[Action item] All of the entries below are to be repeated word for word.
[[ Data records open ]]
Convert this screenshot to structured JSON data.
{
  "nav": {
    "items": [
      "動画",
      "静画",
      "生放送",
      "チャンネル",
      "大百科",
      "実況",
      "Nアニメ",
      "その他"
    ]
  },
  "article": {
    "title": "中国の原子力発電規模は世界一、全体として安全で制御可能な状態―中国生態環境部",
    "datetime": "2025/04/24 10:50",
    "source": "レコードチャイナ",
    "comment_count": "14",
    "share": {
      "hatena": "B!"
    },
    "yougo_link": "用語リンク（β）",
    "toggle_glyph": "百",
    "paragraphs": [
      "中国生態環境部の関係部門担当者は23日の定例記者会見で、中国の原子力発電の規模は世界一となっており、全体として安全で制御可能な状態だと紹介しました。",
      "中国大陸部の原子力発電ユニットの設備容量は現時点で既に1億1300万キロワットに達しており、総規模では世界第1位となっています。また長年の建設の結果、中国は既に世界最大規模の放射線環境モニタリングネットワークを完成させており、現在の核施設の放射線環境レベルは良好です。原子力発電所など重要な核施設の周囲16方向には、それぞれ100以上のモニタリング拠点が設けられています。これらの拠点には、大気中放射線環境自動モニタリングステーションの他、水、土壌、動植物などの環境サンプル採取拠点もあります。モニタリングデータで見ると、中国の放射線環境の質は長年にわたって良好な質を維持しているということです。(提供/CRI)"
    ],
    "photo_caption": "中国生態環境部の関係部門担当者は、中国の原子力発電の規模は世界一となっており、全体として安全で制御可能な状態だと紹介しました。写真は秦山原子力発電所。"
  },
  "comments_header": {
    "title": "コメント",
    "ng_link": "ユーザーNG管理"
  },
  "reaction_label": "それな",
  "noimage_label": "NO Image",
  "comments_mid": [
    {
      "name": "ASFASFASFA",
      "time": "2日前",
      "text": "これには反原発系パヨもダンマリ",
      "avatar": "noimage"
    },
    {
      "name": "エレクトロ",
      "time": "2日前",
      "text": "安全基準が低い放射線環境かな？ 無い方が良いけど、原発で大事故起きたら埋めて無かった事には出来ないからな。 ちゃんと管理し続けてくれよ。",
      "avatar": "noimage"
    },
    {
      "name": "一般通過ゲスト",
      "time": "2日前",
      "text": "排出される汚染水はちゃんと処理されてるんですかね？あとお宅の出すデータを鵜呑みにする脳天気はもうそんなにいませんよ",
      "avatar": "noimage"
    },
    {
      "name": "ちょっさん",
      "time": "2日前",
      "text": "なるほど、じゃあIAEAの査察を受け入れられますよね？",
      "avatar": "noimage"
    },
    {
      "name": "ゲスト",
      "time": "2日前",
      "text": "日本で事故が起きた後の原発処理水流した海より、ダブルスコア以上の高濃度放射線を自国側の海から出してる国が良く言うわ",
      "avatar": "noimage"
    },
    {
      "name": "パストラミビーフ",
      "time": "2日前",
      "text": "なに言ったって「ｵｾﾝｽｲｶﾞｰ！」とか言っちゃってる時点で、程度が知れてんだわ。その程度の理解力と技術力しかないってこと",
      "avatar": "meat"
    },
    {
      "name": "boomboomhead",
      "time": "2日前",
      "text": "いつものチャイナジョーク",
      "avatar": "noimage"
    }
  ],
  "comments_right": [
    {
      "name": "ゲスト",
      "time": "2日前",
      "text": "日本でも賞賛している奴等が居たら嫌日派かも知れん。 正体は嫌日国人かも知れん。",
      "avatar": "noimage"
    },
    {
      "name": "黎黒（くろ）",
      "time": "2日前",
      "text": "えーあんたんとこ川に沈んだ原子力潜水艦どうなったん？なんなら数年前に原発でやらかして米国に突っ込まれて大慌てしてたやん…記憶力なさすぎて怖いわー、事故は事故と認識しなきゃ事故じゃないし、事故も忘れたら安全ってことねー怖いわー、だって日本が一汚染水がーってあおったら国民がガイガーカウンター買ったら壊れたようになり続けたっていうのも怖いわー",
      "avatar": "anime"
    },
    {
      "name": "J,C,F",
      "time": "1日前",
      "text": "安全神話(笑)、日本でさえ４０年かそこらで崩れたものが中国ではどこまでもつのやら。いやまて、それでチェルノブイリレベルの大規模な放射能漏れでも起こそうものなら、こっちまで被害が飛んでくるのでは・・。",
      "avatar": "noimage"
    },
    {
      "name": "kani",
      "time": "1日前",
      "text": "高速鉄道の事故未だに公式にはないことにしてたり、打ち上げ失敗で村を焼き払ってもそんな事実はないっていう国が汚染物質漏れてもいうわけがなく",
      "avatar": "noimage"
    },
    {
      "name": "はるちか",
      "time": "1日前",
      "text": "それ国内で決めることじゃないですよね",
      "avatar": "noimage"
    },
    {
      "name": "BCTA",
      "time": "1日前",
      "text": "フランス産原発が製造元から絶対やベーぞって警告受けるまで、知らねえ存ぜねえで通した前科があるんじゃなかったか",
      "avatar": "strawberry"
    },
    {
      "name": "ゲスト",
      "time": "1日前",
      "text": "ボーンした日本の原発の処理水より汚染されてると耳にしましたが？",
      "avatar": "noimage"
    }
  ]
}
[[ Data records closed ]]
[Task result]
Convert this screenshot to structured JSON data.
{
  "nav": {
    "items": [
      "動画",
      "静画",
      "生放送",
      "チャンネル",
      "大百科",
      "実況",
      "Nアニメ",
      "その他"
    ]
  },
  "article": {
    "title": "中国の原子力発電規模は世界一、全体として安全で制御可能な状態―中国生態環境部",
    "datetime": "2025/04/24 10:50",
    "source": "レコードチャイナ",
    "comment_count": "14",
    "share": {
      "hatena": "B!"
    },
    "yougo_link": "用語リンク（β）",
    "toggle_glyph": "百",
    "paragraphs": [
      "中国生態環境部の関係部門担当者は23日の定例記者会見で、中国の原子力発電の規模は世界一となっており、全体として安全で制御可能な状態だと紹介しました。",
      "中国大陸部の原子力発電ユニットの設備容量は現時点で既に1億1300万キロワットに達しており、総規模では世界第1位となっています。また長年の建設の結果、中国は既に世界最大規模の放射線環境モニタリングネットワークを完成させており、現在の核施設の放射線環境レベルは良好です。原子力発電所など重要な核施設の周囲16方向には、それぞれ100以上のモニタリング拠点が設けられています。これらの拠点には、大気中放射線環境自動モニタリングステーションの他、水、土壌、動植物などの環境サンプル採取拠点もあります。モニタリングデータで見ると、中国の放射線環境の質は長年にわたって良好な質を維持しているということです。(提供/CRI)"
    ],
    "photo_caption": "中国生態環境部の関係部門担当者は、中国の原子力発電の規模は世界一となっており、全体として安全で制御可能な状態だと紹介しました。写真は秦山原子力発電所。"
  },
  "comments_header": {
    "title": "コメント",
    "ng_link": "ユーザーNG管理"
  },
  "reaction_label": "それな",
  "noimage_label": "NO Image",
  "comments_mid": [
    {
      "name": "ASFASFASFA",
      "time": "2日前",
      "text": "これには反原発系パヨもダンマリ",
      "avatar": "noimage"
    },
    {
      "name": "エレクトロ",
      "time": "2日前",
      "text": "安全基準が低い放射線環境かな？ 無い方が良いけど、原発で大事故起きたら埋めて無かった事には出来ないからな。 ちゃんと管理し続けてくれよ。",
      "avatar": "noimage"
    },
    {
      "name": "一般通過ゲスト",
      "time": "2日前",
      "text": "排出される汚染水はちゃんと処理されてるんですかね？あとお宅の出すデータを鵜呑みにする脳天気はもうそんなにいませんよ",
      "avatar": "noimage"
    },
    {
      "name": "ちょっさん",
      "time": "2日前",
      "text": "なるほど、じゃあIAEAの査察を受け入れられますよね？",
      "avatar": "noimage"
    },
    {
      "name": "ゲスト",
      "time": "2日前",
      "text": "日本で事故が起きた後の原発処理水流した海より、ダブルスコア以上の高濃度放射線を自国側の海から出してる国が良く言うわ",
      "avatar": "noimage"
    },
    {
      "name": "パストラミビーフ",
      "time": "2日前",
      "text": "なに言ったって「ｵｾﾝｽｲｶﾞｰ！」とか言っちゃってる時点で、程度が知れてんだわ。その程度の理解力と技術力しかないってこと",
      "avatar": "meat"
    },
    {
      "name": "boomboomhead",
      "time": "2日前",
      "text": "いつものチャイナジョーク",
      "avatar": "noimage"
    }
  ],
  "comments_right": [
    {
      "name": "ゲスト",
      "time": "2日前",
      "text": "日本でも賞賛している奴等が居たら嫌日派かも知れん。 正体は嫌日国人かも知れん。",
      "avatar": "noimage"
    },
    {
      "name": "黎黒（くろ）",
      "time": "2日前",
      "text": "えーあんたんとこ川に沈んだ原子力潜水艦どうなったん？なんなら数年前に原発でやらかして米国に突っ込まれて大慌てしてたやん…記憶力なさすぎて怖いわー、事故は事故と認識しなきゃ事故じゃないし、事故も忘れたら安全ってことねー怖いわー、だって日本が一汚染水がーってあおったら国民がガイガーカウンター買ったら壊れたようになり続けたっていうのも怖いわー",
      "avatar": "anime"
    },
    {
      "name": "J,C,F",
      "time": "1日前",
      "text": "安全神話(笑)、日本でさえ４０年かそこらで崩れたものが中国ではどこまでもつのやら。いやまて、それでチェルノブイリレベルの大規模な放射能漏れでも起こそうものなら、こっちまで被害が飛んでくるのでは・・。",
      "avatar": "noimage"
    },
    {
      "name": "kani",
      "time": "1日前",
      "text": "高速鉄道の事故未だに公式にはないことにしてたり、打ち上げ失敗で村を焼き払ってもそんな事実はないっていう国が汚染物質漏れてもいうわけがなく",
      "avatar": "noimage"
    },
    {
      "name": "はるちか",
      "time": "1日前",
      "text": "それ国内で決めることじゃないですよね",
      "avatar": "noimage"
    },
    {
      "name": "BCTA",
      "time": "1日前",
      "text": "フランス産原発が製造元から絶対やベーぞって警告受けるまで、知らねえ存ぜねえで通した前科があるんじゃなかったか",
      "avatar": "strawberry"
    },
    {
      "name": "ゲスト",
      "time": "1日前",
      "text": "ボーンした日本の原発の処理水より汚染されてると耳にしましたが？",
      "avatar": "noimage"
    }
  ]
}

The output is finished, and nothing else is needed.